Turkey’s big business group calls for end to state of emergency


A decision by the Turkish government to again extend the state of emergency in Turkey last week has been met with dismay by the country’s leading business organisation. Erol Bilecik, head of the Turkish Business and Industry Association (TÜSİAD), urged the government to take urgent steps towards normalisation.

On 17 October, the Turkish Parliament voted to maintain the current state of emergency, which was first declared following a coup attempt in July 2016. It is the fifth such extension by Parliament, where the ruling AK Party have a large majority.

The decision, which gives the government widespread powers to root out the coup plotters and put down terrorist groups, was not backed by the main opposition Republican Turkish Party (CHP) or People’s Democratic Party (HDP). The CHP, HDP and many other civic organisations across Turkey argue these emergency powers are being misused by the authorities.

A massive crackdown was launched in the wake of the failed coup, resulting in some 50,000 people being arrested and more than 110,000 dismissed from government jobs.
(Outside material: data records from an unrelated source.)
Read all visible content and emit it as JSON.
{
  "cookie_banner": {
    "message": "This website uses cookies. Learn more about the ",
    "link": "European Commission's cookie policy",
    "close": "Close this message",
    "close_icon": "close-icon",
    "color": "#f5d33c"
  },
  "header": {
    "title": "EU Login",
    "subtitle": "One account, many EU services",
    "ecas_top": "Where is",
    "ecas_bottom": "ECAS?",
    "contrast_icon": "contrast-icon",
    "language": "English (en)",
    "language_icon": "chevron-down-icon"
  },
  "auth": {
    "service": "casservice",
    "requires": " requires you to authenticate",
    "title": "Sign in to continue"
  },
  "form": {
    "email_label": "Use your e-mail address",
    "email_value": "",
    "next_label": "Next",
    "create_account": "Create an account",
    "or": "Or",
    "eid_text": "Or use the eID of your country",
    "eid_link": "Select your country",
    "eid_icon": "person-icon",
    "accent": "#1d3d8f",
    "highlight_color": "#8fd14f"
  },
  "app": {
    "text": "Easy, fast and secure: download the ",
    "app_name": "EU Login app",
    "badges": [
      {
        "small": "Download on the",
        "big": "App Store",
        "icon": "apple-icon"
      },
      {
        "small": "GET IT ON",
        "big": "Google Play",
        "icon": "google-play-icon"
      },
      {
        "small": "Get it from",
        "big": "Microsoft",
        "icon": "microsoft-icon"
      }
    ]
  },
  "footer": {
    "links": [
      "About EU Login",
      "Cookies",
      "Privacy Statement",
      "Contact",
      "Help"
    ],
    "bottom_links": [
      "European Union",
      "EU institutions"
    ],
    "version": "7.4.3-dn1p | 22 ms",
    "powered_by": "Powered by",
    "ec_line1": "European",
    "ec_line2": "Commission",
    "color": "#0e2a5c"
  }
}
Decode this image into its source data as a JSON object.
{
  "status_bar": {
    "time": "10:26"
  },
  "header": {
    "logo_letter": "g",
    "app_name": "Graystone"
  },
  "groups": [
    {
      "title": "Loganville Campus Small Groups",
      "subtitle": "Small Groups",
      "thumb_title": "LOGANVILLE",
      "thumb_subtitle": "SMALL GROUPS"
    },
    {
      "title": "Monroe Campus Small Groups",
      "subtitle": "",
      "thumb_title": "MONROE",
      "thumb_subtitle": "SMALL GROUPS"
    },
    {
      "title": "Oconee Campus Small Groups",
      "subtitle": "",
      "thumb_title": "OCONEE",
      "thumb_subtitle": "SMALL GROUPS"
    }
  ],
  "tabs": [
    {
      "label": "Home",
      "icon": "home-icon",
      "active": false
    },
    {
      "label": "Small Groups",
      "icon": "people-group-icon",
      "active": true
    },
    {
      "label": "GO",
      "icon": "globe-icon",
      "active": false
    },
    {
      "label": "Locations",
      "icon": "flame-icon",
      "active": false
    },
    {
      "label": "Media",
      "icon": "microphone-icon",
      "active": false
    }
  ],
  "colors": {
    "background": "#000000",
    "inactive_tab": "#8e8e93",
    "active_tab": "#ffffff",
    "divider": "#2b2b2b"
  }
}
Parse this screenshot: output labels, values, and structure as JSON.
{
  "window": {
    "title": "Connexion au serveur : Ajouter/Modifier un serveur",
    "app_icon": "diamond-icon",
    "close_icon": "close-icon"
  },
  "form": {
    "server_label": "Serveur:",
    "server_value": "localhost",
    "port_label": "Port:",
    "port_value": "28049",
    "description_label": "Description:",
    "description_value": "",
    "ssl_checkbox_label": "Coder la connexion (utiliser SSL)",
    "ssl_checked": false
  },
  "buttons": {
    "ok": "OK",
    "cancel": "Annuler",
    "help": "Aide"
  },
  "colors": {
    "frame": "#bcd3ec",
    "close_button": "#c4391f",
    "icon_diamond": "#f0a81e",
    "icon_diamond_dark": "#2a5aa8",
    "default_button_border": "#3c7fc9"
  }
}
Critics claim the Turkish authorities are taking advantage of the situation to unfairly silence opponents unconnected with the coup plot, holding on remand politicians, journalists and activists who are accused of ‘supporting terrorism’ even where little or no evidence exists.

İdil Eser, director of Amnesty International Turkey, among those arrested in government post-coup purge

In an interview with Turkish daily Cumhuriyet, published on Monday 23 Oct, TÜSİAD head Bilecik stated:

“We know that economic gains are not going to be lasting and sustainable without improvements in democracy. It is impossible to talk about adding value and job creation, attracting quality investments or enjoying the fruits of successful enterprise in the country, if society is lacking law, democracy and freedoms.” 

Responding to a question about the extension of the state of emergency, the TÜSİAD chairman, whose members include the country’s largest conglomerates, said, “We should take quick steps toward normalisation,” adding, “the perception [of Turkey] is different abroad than what we have here.”

Bilecik said his members were facing difficulties with their foreign trading partners due to the political situation in Turkey, which was creating new challenges and concerns in travel, commercial agreements, and risks in the supply of goods.

The business leader’s comments also touched on social issues in Turkey, such as a new law granting religious figures the right to conduct marriage services. He made a call to all political parties to avoid further polarisation of the public.